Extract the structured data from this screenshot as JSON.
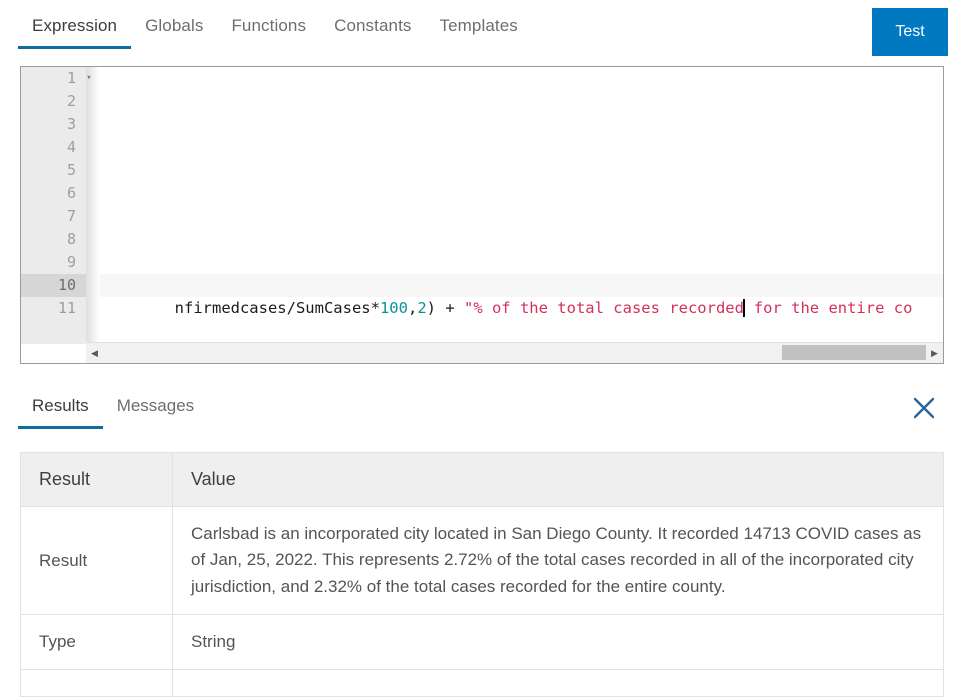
{
  "top_tabs": {
    "items": [
      {
        "label": "Expression",
        "active": true
      },
      {
        "label": "Globals",
        "active": false
      },
      {
        "label": "Functions",
        "active": false
      },
      {
        "label": "Constants",
        "active": false
      },
      {
        "label": "Templates",
        "active": false
      }
    ],
    "test_button_label": "Test",
    "accent_color": "#0079c1",
    "underline_color": "#0f6c9c"
  },
  "editor": {
    "line_numbers": [
      "1",
      "2",
      "3",
      "4",
      "5",
      "6",
      "7",
      "8",
      "9",
      "10",
      "11"
    ],
    "active_line": "10",
    "fold_marker": "▾",
    "code_line_10": {
      "segments": [
        {
          "text": "nfirmedcases/SumCases*",
          "type": "plain"
        },
        {
          "text": "100",
          "type": "number"
        },
        {
          "text": ",",
          "type": "plain"
        },
        {
          "text": "2",
          "type": "number"
        },
        {
          "text": ") + ",
          "type": "plain"
        },
        {
          "text": "\"% of the total cases recorded",
          "type": "string"
        },
        {
          "text": "caret",
          "type": "caret"
        },
        {
          "text": " for the entire co",
          "type": "string"
        }
      ],
      "plain_text": "nfirmedcases/SumCases*100,2) + \"% of the total cases recorded for the entire co"
    },
    "syntax_colors": {
      "plain": "#1b1b1b",
      "number": "#0a9396",
      "string": "#d1325b"
    },
    "scrollbar": {
      "left_arrow": "◀",
      "right_arrow": "▶",
      "thumb_position_percent": 82.5,
      "thumb_width_percent": 17.5
    }
  },
  "results_panel": {
    "tabs": [
      {
        "label": "Results",
        "active": true
      },
      {
        "label": "Messages",
        "active": false
      }
    ],
    "close_icon_label": "✕",
    "close_icon_color": "#2a6496",
    "table": {
      "headers": [
        "Result",
        "Value"
      ],
      "rows": [
        {
          "key": "Result",
          "value": "Carlsbad is an incorporated city located in San Diego County. It recorded 14713 COVID cases as of Jan, 25, 2022. This represents 2.72% of the total cases recorded in all of the incorporated city jurisdiction, and 2.32% of the total cases recorded for the entire county."
        },
        {
          "key": "Type",
          "value": "String"
        }
      ]
    }
  }
}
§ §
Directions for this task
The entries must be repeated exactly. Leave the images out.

Completed exercise
Extract the structured data from this screenshot as JSON.
{
  "top_tabs": {
    "items": [
      {
        "label": "Expression",
        "active": true
      },
      {
        "label": "Globals",
        "active": false
      },
      {
        "label": "Functions",
        "active": false
      },
      {
        "label": "Constants",
        "active": false
      },
      {
        "label": "Templates",
        "active": false
      }
    ],
    "test_button_label": "Test",
    "accent_color": "#0079c1",
    "underline_color": "#0f6c9c"
  },
  "editor": {
    "line_numbers": [
      "1",
      "2",
      "3",
      "4",
      "5",
      "6",
      "7",
      "8",
      "9",
      "10",
      "11"
    ],
    "active_line": "10",
    "fold_marker": "▾",
    "code_line_10": {
      "segments": [
        {
          "text": "nfirmedcases/SumCases*",
          "type": "plain"
        },
        {
          "text": "100",
          "type": "number"
        },
        {
          "text": ",",
          "type": "plain"
        },
        {
          "text": "2",
          "type": "number"
        },
        {
          "text": ") + ",
          "type": "plain"
        },
        {
          "text": "\"% of the total cases recorded",
          "type": "string"
        },
        {
          "text": "caret",
          "type": "caret"
        },
        {
          "text": " for the entire co",
          "type": "string"
        }
      ],
      "plain_text": "nfirmedcases/SumCases*100,2) + \"% of the total cases recorded for the entire co"
    },
    "syntax_colors": {
      "plain": "#1b1b1b",
      "number": "#0a9396",
      "string": "#d1325b"
    },
    "scrollbar": {
      "left_arrow": "◀",
      "right_arrow": "▶",
      "thumb_position_percent": 82.5,
      "thumb_width_percent": 17.5
    }
  },
  "results_panel": {
    "tabs": [
      {
        "label": "Results",
        "active": true
      },
      {
        "label": "Messages",
        "active": false
      }
    ],
    "close_icon_label": "✕",
    "close_icon_color": "#2a6496",
    "table": {
      "headers": [
        "Result",
        "Value"
      ],
      "rows": [
        {
          "key": "Result",
          "value": "Carlsbad is an incorporated city located in San Diego County. It recorded 14713 COVID cases as of Jan, 25, 2022. This represents 2.72% of the total cases recorded in all of the incorporated city jurisdiction, and 2.32% of the total cases recorded for the entire county."
        },
        {
          "key": "Type",
          "value": "String"
        }
      ]
    }
  }
}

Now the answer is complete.